If your work combines Jenkins and Docker, CloudShare's Jenkins plugin makes it easy to execute Docker commands on dedicated CloudShare Docker-Machines, instead of running them on the Jenkins host.
There's no need to provision environments or VMs from CloudShare -- It's all done for you.
You'll enjoy these benefits when working with the Jenkins plugin:
Each job runs on its own dedicated VM that does the actual building and running of Docker images. This gives you easy parallelization without using Jenkins slaves.
You can execute Docker-Compose based tests without worrying about conflicting published ports. There won't be any collisions, since different jobs will use different VMs. So, it's fine to include the same port bindings in your test scripts as you use when you test locally on your developer machine,.
Since any Docker-Compose based test runs in isolation on its own VM, you can easily SSH into it and debug a failed test, if needed, without worrying about disturbing/pausing Jenkins itself.
There is no need to worry about Docker container/image/volume accumulation and cleanup. The VMs are deleted after a configurable expiration period, and your Jenkins host won't get clogged up with obsolete Docker files.
CloudShare Docker-Machines get auto-suspended when the job is idle. We have extended our auto-suspension mechanism to sense when a Docker-Machine is actually being used. Once no containers are running and nothing is transmitted over the Docker port (TCP:2376) for 15 minutes, CloudShare auto-suspends the environment.

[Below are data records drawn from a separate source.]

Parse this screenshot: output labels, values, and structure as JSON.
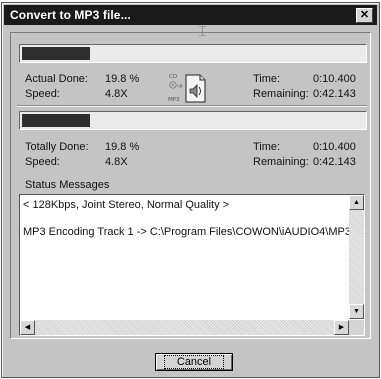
{
  "window": {
    "title": "Convert to MP3 file...",
    "close_glyph": "✕"
  },
  "title_cursor_icon": "text-cursor-icon",
  "track": {
    "progress": 0.198,
    "actual_done_label": "Actual Done:",
    "actual_done_value": "19.8 %",
    "speed_label": "Speed:",
    "speed_value": "4.8X",
    "time_label": "Time:",
    "time_value": "0:10.400",
    "remaining_label": "Remaining:",
    "remaining_value": "0:42.143"
  },
  "conversion_icon": {
    "name": "cd-to-mp3-icon",
    "cd_text": "CD",
    "mp3_text": "MP3"
  },
  "total": {
    "progress": 0.198,
    "totally_done_label": "Totally Done:",
    "totally_done_value": "19.8 %",
    "speed_label": "Speed:",
    "speed_value": "4.8X",
    "time_label": "Time:",
    "time_value": "0:10.400",
    "remaining_label": "Remaining:",
    "remaining_value": "0:42.143"
  },
  "status": {
    "heading": "Status Messages",
    "messages": [
      "< 128Kbps, Joint Stereo, Normal Quality >",
      "MP3 Encoding Track  1 -> C:\\Program Files\\COWON\\iAUDIO4\\MP3"
    ]
  },
  "buttons": {
    "cancel": "Cancel"
  },
  "colors": {
    "titlebar": "#1a1a1a",
    "dialog": "#c4c4c4",
    "progress_fill": "#2e2e2e"
  }
}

It will automatically resume when the job runs again.
With the CloudShare plugin enabled, Jenkins uses Docker-Machine to run containers remotely and securely over TCP. So there is no need to mount the Docker daemon's socket as a volume and you won't need to run Jenkins as a privileged container, which is a security concern.